§ **ABOUT THIS EXERCISE**: The answer is a single figure: how many lines below contain the word "Bogor".

******

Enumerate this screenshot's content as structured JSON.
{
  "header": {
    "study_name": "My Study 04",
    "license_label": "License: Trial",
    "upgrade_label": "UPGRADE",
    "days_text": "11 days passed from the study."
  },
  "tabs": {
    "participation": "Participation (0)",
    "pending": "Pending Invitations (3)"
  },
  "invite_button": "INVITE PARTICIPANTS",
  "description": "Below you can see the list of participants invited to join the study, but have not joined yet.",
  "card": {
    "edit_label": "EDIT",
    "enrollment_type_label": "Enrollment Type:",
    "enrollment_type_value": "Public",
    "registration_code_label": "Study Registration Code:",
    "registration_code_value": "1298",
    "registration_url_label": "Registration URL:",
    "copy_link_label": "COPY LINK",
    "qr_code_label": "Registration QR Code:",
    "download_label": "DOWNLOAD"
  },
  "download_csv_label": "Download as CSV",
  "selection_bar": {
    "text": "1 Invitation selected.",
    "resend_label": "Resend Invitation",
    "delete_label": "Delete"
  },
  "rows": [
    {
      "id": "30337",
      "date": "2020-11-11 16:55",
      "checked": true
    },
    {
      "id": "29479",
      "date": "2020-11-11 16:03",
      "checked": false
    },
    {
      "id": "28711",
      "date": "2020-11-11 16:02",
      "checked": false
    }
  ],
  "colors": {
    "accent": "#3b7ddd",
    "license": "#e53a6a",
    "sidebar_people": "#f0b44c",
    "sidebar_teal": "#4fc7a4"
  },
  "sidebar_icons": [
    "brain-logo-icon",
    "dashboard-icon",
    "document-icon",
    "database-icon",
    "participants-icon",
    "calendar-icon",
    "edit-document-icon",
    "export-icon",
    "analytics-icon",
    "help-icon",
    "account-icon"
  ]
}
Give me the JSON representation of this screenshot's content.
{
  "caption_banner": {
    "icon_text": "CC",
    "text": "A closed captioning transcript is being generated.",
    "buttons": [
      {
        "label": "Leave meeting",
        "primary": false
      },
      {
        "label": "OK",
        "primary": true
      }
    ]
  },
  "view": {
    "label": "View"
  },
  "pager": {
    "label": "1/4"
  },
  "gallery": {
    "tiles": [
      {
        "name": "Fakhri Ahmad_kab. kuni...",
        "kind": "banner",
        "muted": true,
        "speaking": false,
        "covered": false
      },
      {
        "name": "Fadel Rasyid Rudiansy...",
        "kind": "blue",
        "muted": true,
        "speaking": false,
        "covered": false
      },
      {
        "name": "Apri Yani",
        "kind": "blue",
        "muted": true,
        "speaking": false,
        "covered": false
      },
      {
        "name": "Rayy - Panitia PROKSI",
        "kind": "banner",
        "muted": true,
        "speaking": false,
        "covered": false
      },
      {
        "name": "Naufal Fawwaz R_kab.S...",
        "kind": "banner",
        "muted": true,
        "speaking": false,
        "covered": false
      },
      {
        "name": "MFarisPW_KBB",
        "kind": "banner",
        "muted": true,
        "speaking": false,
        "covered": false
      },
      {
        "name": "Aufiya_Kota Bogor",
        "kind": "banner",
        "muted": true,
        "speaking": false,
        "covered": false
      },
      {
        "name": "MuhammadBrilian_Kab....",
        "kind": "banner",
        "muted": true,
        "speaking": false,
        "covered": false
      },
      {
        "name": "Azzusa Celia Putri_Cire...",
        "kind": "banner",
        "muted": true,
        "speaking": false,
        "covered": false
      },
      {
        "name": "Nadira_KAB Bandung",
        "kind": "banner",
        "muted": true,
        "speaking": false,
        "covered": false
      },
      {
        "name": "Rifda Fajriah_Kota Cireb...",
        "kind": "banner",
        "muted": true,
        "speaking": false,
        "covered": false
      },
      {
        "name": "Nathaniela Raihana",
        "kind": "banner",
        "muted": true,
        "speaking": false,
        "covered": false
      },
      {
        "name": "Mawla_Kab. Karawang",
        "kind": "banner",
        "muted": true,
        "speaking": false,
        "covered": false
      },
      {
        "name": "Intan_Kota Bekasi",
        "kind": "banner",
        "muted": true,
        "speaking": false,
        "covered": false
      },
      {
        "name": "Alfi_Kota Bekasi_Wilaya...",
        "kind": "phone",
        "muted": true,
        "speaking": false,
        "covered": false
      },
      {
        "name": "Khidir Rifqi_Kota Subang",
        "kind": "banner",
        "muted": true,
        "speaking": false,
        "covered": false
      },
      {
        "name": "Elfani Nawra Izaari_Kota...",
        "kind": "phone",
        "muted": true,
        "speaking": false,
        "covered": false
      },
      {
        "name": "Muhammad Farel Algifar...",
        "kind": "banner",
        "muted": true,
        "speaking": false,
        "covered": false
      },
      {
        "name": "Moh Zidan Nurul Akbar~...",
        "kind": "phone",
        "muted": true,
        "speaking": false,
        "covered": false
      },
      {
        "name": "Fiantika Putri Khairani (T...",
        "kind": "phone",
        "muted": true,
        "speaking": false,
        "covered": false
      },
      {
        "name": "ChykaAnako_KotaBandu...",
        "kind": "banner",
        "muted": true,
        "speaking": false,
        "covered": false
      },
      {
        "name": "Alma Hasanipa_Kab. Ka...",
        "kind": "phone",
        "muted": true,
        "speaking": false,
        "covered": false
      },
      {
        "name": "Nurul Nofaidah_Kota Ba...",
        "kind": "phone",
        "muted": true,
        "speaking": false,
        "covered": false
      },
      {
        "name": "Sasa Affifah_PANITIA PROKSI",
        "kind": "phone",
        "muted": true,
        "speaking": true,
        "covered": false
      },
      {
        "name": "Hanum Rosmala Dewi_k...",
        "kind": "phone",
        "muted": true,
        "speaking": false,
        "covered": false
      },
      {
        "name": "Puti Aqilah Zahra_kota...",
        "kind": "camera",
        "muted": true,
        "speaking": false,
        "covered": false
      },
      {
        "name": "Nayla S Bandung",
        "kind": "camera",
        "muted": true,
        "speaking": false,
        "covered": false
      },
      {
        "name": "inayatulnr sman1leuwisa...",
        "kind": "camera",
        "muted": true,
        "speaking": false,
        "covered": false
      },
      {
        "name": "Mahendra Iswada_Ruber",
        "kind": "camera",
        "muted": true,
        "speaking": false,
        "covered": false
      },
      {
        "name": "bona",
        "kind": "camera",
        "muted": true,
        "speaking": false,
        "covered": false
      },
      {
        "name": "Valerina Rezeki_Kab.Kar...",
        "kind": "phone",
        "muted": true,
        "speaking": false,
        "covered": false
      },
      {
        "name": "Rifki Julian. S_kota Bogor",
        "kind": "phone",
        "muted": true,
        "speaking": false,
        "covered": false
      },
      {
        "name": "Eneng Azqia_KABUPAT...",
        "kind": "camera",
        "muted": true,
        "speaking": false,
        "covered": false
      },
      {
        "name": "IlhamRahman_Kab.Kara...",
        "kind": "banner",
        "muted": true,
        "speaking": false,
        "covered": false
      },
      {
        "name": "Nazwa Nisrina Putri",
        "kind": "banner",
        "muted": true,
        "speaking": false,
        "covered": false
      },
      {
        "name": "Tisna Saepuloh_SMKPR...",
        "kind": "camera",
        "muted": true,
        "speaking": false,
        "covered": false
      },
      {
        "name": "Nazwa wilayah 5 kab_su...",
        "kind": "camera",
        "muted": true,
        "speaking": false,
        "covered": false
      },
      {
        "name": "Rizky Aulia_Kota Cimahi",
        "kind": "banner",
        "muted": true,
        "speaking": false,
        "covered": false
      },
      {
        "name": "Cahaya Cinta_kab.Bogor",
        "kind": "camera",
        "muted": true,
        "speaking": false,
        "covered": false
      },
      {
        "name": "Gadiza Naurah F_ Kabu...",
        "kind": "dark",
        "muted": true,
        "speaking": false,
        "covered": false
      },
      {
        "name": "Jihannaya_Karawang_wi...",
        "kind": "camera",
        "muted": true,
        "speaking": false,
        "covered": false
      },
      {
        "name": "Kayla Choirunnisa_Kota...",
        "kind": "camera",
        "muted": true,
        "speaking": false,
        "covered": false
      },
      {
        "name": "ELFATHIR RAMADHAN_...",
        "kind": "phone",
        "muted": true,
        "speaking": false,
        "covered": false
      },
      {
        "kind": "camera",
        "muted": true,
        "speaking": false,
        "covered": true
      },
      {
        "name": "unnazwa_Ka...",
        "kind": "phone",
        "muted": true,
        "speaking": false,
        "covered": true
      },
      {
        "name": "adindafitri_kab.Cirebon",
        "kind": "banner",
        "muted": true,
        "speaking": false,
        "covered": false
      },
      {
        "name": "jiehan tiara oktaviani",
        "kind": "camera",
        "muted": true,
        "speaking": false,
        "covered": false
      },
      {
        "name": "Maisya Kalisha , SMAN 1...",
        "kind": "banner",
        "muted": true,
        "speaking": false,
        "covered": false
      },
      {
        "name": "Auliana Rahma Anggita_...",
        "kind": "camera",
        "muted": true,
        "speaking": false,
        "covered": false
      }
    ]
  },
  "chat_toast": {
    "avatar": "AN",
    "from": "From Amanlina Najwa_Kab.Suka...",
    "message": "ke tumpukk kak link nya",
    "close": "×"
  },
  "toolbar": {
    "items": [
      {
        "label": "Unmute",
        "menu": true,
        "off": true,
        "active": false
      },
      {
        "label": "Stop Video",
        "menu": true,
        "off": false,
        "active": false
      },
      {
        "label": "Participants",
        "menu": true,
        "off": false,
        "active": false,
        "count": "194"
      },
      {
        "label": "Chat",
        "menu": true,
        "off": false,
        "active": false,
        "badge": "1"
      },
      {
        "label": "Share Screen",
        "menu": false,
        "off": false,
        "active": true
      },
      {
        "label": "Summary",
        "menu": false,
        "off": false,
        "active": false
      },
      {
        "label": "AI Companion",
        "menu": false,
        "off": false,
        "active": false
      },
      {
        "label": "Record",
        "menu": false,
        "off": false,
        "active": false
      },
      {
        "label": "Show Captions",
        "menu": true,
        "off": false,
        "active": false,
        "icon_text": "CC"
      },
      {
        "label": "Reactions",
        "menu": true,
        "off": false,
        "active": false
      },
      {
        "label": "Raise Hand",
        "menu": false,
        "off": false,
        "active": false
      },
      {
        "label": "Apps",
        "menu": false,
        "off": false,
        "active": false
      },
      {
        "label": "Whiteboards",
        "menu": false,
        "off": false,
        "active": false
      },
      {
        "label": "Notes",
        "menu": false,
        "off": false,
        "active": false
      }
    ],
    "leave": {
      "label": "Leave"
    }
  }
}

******

§ **RESPONSE BOX**: 3